A German citizen, 26, whose name has not been revealed yet, was detained on Wednesday in the German town of Northeim, in the northwestern state of Lower Saxony. He is suspected of preparing to commit a “grave violent offense against the state” and of attempted murder, the statement issued by the regional police department in Goettingen and the regional Prosecutor General’s Office in Celle says.
Earlier, police raided his home and found various chemicals used to make explosives based on acetone peroxide – a highly explosive agent, which is difficult to detect and which was earlier used in a number of terrorist attacks across Europe, including the Brussels attacks in 2016.
The police officers also discovered “components that could be used for assembling an unconventional explosive device,” the statement said, adding that the details found in the suspects apartment particularly included “electrical components of a time fuse.”
According to the investigators, the suspect was actively preparing for a terrorist attack when he was captured. They also managed to find out that he was a member of a Salafist group – an ultra-conservative Islamist movement.
During his first questioning, the suspect admitted his guilt and said that he was planning to “lure police officers or soldiers in a trap and kill them with a homemade bomb.” The investigators have not revealed any further details about this case and have said that they are “at the very beginning” of the inquiry.
They also stressed that it is too early to speak about any possible accomplices of the suspect or about his potential ties with any known terrorist groups or links to any similar incidents.
Both police and the Prosecutor General’s Office called the operation “a great success in the fight against terrorism.”
“Police have acted professionally and consistently here and all necessary measures were taken in a timely fashion,” Uwe Luehrig, the head of the Goettingen police department, said in the statement, adding that police will use all available legal means to counter the terrorist threat.
Northeim pedestrian area
About 700 members of Salafist groups live now in Germany’s state of Lower Saxony alone, German media report, citing data provided by the regional office of the German domestic security service, the BfV.
Some 77 of them have traveled to Syria and Iraq, the intelligence data says, adding that about 50 of them are regarded as posing “an acute threat” to the German security and are subjects to “increased surveillance.”
Salafists in Germany is a problem that needs to be addressed urgently. They are still building mosques especially in former East Germany where their influence is growing. Salafists will not be absorbed into German society, they will never put German laws above Sharia and they have one goal - to subject the world to Sharia. Germany needs to shut down Salafist mosques as they did in France or they will pay a high price.
Two weeks ago, police detained two men suspected of terrorism in Goettingen. The investigators found combat weapons, ammunition, data storage devices and Islamic State flags in their apartment during the raid. One of the suspects was an Algerian, 27, while the second one was a Nigerian, 22.

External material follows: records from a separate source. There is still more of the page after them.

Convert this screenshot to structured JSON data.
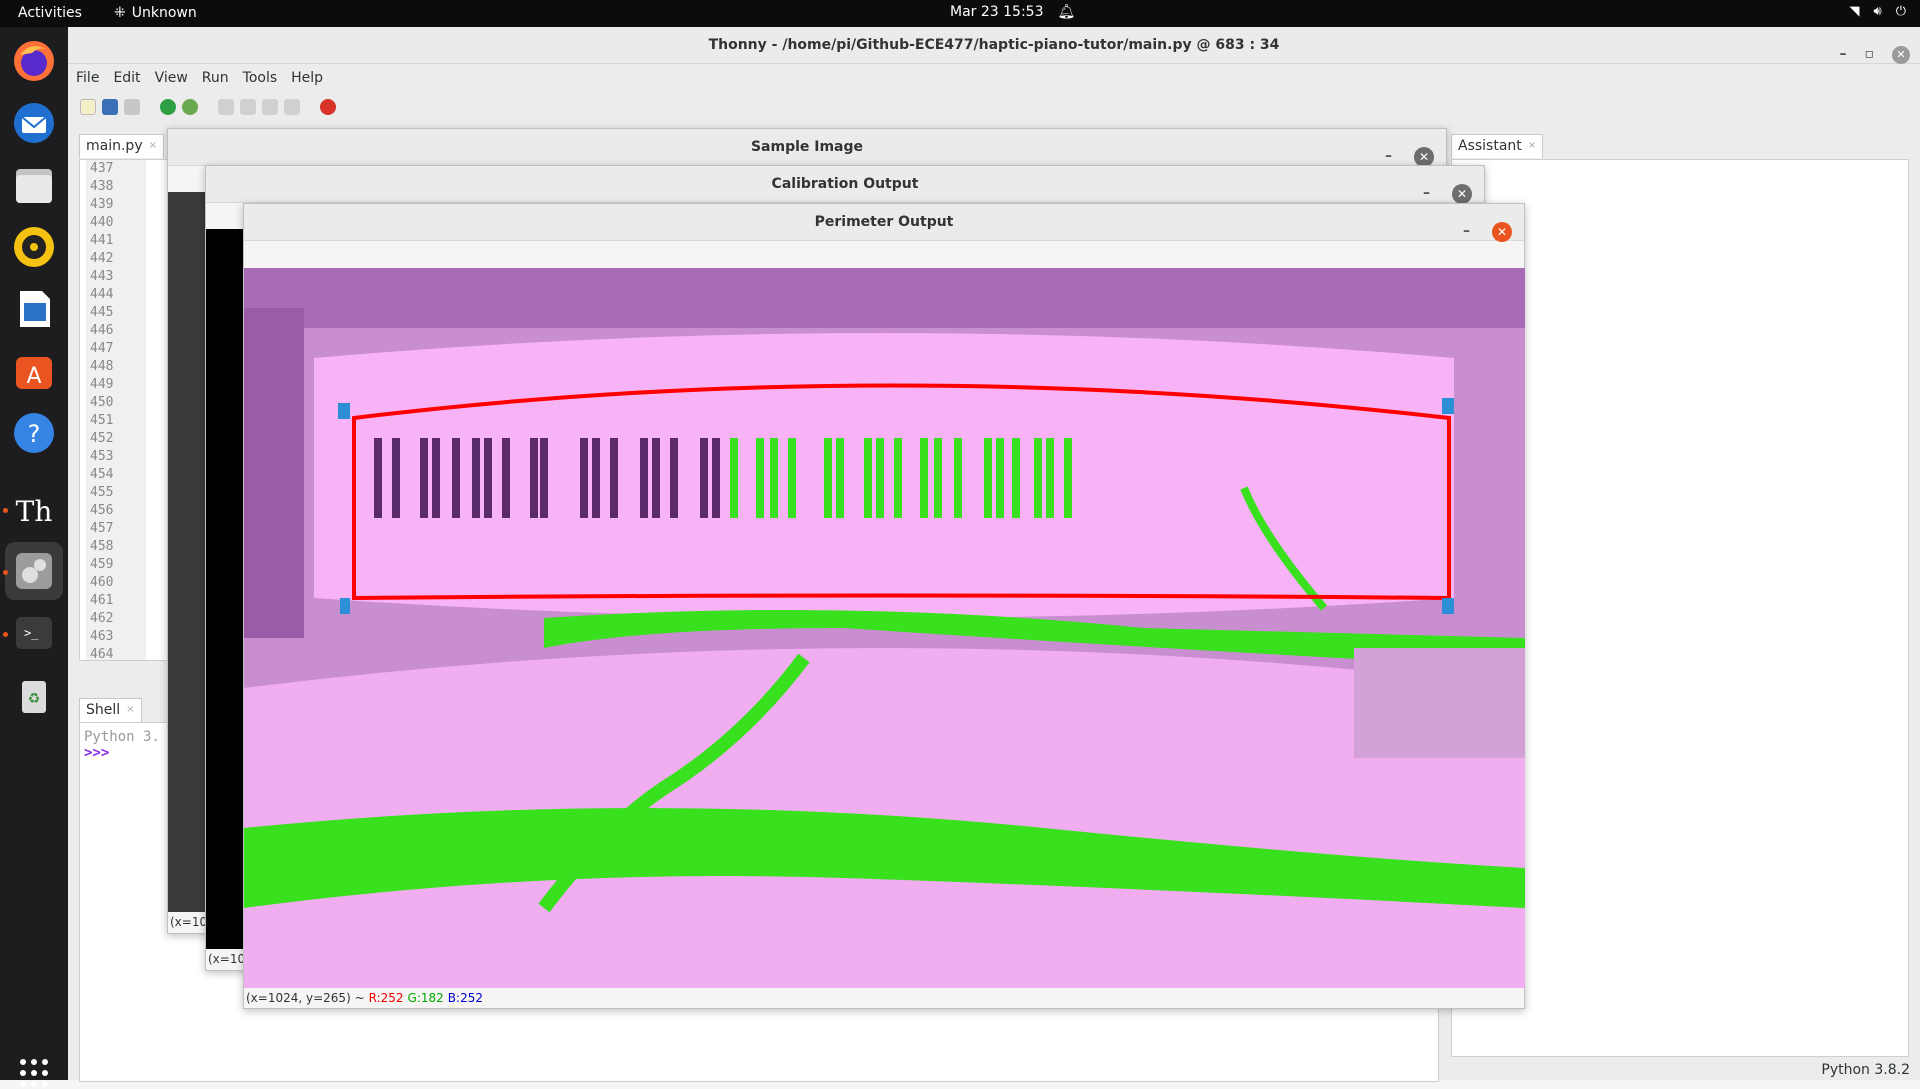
{
  "topbar": {
    "activities": "Activities",
    "app_name": "Unknown",
    "datetime": "Mar 23  15:53"
  },
  "dock": {
    "apps": [
      "firefox-icon",
      "thunderbird-icon",
      "files-icon",
      "rhythmbox-icon",
      "writer-icon",
      "software-center-icon",
      "help-icon",
      "thonny-icon",
      "settings-icon",
      "terminal-icon",
      "trash-icon"
    ]
  },
  "thonny": {
    "title": "Thonny  -  /home/pi/Github-ECE477/haptic-piano-tutor/main.py  @  683 : 34",
    "menu": [
      "File",
      "Edit",
      "View",
      "Run",
      "Tools",
      "Help"
    ],
    "editor_tab": "main.py",
    "line_numbers": [
      "437",
      "438",
      "439",
      "440",
      "441",
      "442",
      "443",
      "444",
      "445",
      "446",
      "447",
      "448",
      "449",
      "450",
      "451",
      "452",
      "453",
      "454",
      "455",
      "456",
      "457",
      "458",
      "459",
      "460",
      "461",
      "462",
      "463",
      "464"
    ],
    "shell_tab": "Shell",
    "shell_text": "Python 3.",
    "shell_prompt": ">>>",
    "assistant_tab": "Assistant",
    "status": "Python 3.8.2"
  },
  "windows": {
    "sample": {
      "title": "Sample Image",
      "coord": "(x=10"
    },
    "calibration": {
      "title": "Calibration Output",
      "coord": "(x=10"
    },
    "perimeter": {
      "title": "Perimeter Output",
      "coord_prefix": "(x=1024, y=265) ~",
      "r": "R:252",
      "g": "G:182",
      "b": "B:252"
    }
  },
  "colors": {
    "accent": "#e95420",
    "pink": "#f7b3f5",
    "green": "#39e01e",
    "outline": "#ff0000",
    "marker": "#2d8fd6"
  }
}
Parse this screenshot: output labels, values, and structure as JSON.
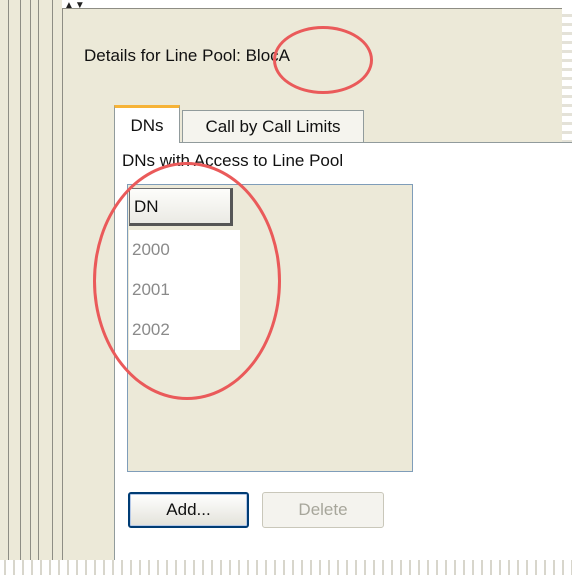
{
  "panel": {
    "scroll_arrows": "▲▼",
    "title": "Details for Line Pool: BlocA"
  },
  "tabs": [
    {
      "label": "DNs",
      "active": true
    },
    {
      "label": "Call by Call Limits",
      "active": false
    }
  ],
  "dns_tab": {
    "group_label": "DNs with Access to Line Pool",
    "table": {
      "column_header": "DN",
      "rows": [
        "2000",
        "2001",
        "2002"
      ]
    },
    "buttons": {
      "add_label": "Add...",
      "delete_label": "Delete"
    }
  },
  "colors": {
    "panel_bg": "#ece9d8",
    "tab_accent": "#f6b337",
    "annotation": "#ea5a5a",
    "button_border": "#003c74"
  }
}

The Regional Interior Ministry initiated deportation for both suspects but they legally challenged this decision, German media report. Their cases were eventually handed over to the Federal Administrative Court in Leipzig.
In the meantime, the BfV once again warned that Islamist terrorists pose a significant threat to Germany. Hans-Georg Maassen, the head of the BfV, said this week that his service receives from two to four tips relating to some potentially dangerous acts a day. He also added that the number of potential terrorists and their supporters has recently reached 1,600 people.
That is a whole lot of people to manage! It would require a Communist-era Stasi-like force to keep track of them. I can't imagine that is something Germans want.